VOICES for Alabama’s Children released its latest report on the health, safety, education, and financial well-being of Alabama’s Children, the Alabama Kids Count Data Book. The report’s release comes as Alabama lawmakers approved historic investments in children’s care and education through the Education Trust Fund and General Fund Budgets.
“Last year, less than a quarter of 4th graders were proficient in math, and 1 in 5 Alabama children were food insecure,” states Collier Tynes, CEO of VOICES for Alabama’s Children. “These are not the outcomes of bad teachers or parents. These are the outcomes of stressed and under-resourced families, teachers, providers, and communities. Historic investments in our children can make tremendous progress in changing these numbers.”
VOICES for Alabama’s Children applauds Alabama Lawmakers for making historic investments in our future, including:
- $17.8 million historic state investment in quality child care programs;
- $22 million increase in First Class Pre-K, expanding access from 42 to 45 percent for four-year olds;
- $1.5 million first-time funding for summer and after-school pilot programs for K-12 students;
- $20 million in provisions of the Alabama Numeracy Act;
- $10 million in flexible grant funding to under-resourced/underperforming school;.
- $5 million mental health pilot program for youth and adolescents;
- $1 million increase for school-based mental health services collaboration; and,
- $4 million postpartum healthcare pilot program for new moms.

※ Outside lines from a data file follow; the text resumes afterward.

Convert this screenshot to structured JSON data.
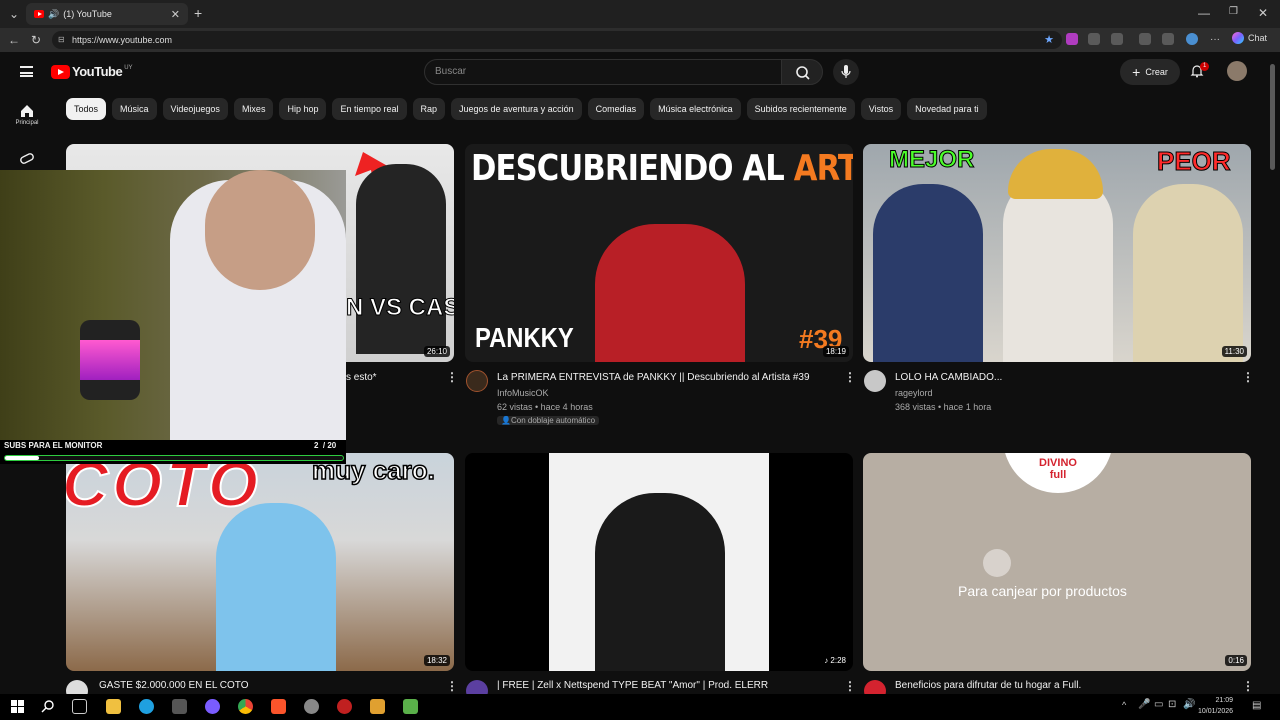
{
  "browser": {
    "tab_title": "(1) YouTube",
    "url": "https://www.youtube.com",
    "chat_label": "Chat"
  },
  "header": {
    "logo_text": "YouTube",
    "logo_country": "UY",
    "search_placeholder": "Buscar",
    "create_label": "Crear",
    "notification_count": "1"
  },
  "guide": {
    "home_label": "Principal"
  },
  "chips": [
    "Todos",
    "Música",
    "Videojuegos",
    "Mixes",
    "Hip hop",
    "En tiempo real",
    "Rap",
    "Juegos de aventura y acción",
    "Comedias",
    "Música electrónica",
    "Subidos recientemente",
    "Vistos",
    "Novedad para ti"
  ],
  "videos": [
    {
      "title": "s esto*",
      "duration": "26:10",
      "thumb_text": "N VS CAS"
    },
    {
      "title": "La PRIMERA ENTREVISTA de PANKKY || Descubriendo al Artista #39",
      "channel": "InfoMusicOK",
      "stats": "62 vistas • hace 4 horas",
      "badge": "Con doblaje automático",
      "duration": "18:19",
      "thumb_text_a": "DESCUBRIENDO AL ",
      "thumb_text_b": "ARTISTA",
      "thumb_name": "PANKKY",
      "thumb_num": "#39"
    },
    {
      "title": "LOLO HA CAMBIADO...",
      "channel": "rageylord",
      "stats": "368 vistas • hace 1 hora",
      "duration": "11:30",
      "thumb_left": "MEJOR",
      "thumb_right": "PEOR"
    },
    {
      "title": "GASTE $2.000.000 EN EL COTO",
      "duration": "18:32",
      "thumb_text": "muy caro.",
      "thumb_logo": "COTO"
    },
    {
      "title": "| FREE | Zell x Nettspend TYPE BEAT \"Amor\" | Prod. ELERR",
      "duration": "2:28"
    },
    {
      "title": "Beneficios para difrutar de tu hogar a Full.",
      "duration": "0:16",
      "thumb_brand_a": "DIVINO",
      "thumb_brand_b": "full",
      "thumb_text": "Para canjear por productos"
    }
  ],
  "stream": {
    "goal_label": "SUBS PARA EL MONITOR",
    "goal_count": "2  / 20",
    "goal_progress": 0.1
  },
  "clock": {
    "time": "21:09",
    "date": "10/01/2026"
  },
  "colors": {
    "accent": "#ff0000",
    "background": "#0f0f0f",
    "artist_orange": "#f47a20",
    "goal_border": "#2ecc40"
  }
}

Since 1994, the Alabama Kids Count Data Book has documented and tracked the health, education, safety, and economic security of children at the state and county levels. This year’s book confirms the tremendous need for these investments. It also challenges users at the local and statewide levels to look at children’s data as the outcomes of stressed parents, caregivers, providers, and educators.
“To put it simply,” states Tynes, “if we want to see these numbers change, we must support the adults who raise, educate, and care for our children.”
Among this year’s highlights, VOICES points to the following challenges we must continue to address for Alabama’s children and families:
- Child Care: There are only 1,855 licensed child care providers in Alabama to support the workforce of today and tomorrow. Lack of quality child care is a leading reason for decreased workforce participation. Further, babies need quality care and education as their parents work and their brains develop in pivotal years.
- Health: During a youth mental health crisis and increased family stress, there is 1 mental health provider available for every 923 Alabamians. The latest research shows that unaddressed childhood trauma and Adverse Childhood Experiences (ACEs) lead to lifelong chronic health issues, along with significant barriers to educational achievement and financial security.
- Economic Security: While 16 percent of Alabamians live in poverty, 23.9 percent of Alabama children live in poverty (ex. a household of 4 making $24,750 or less). Further, 1 in 5 children in Alabama are food insecure.
- Education: Poverty leads to significant disparities in education. For Alabama 4th graders in poverty, only 37.9 percent are proficient in reading and 12.1 percent are proficient in math.
- Safety and Permanency: In 2021, 3,453 children entered foster care. While cases can have multiple causes of entry, 48 percent of cases involved parental substance abuse.
“The state is making the right moves to do better for our children and support their families,” states Tynes. “However, we are far from finished. With a bold vision and an unapologetic focus on facts, we can see these numbers change. Most importantly, every child can be happy, healthy, and wildly successful.”
Complete state and county data profiles are available online at https://alavoices.org/2021-alabama-kids-count/
Additional state and county data visualization, interactive charts and maps available online at https://alavoices.org/kids-count-data-maps/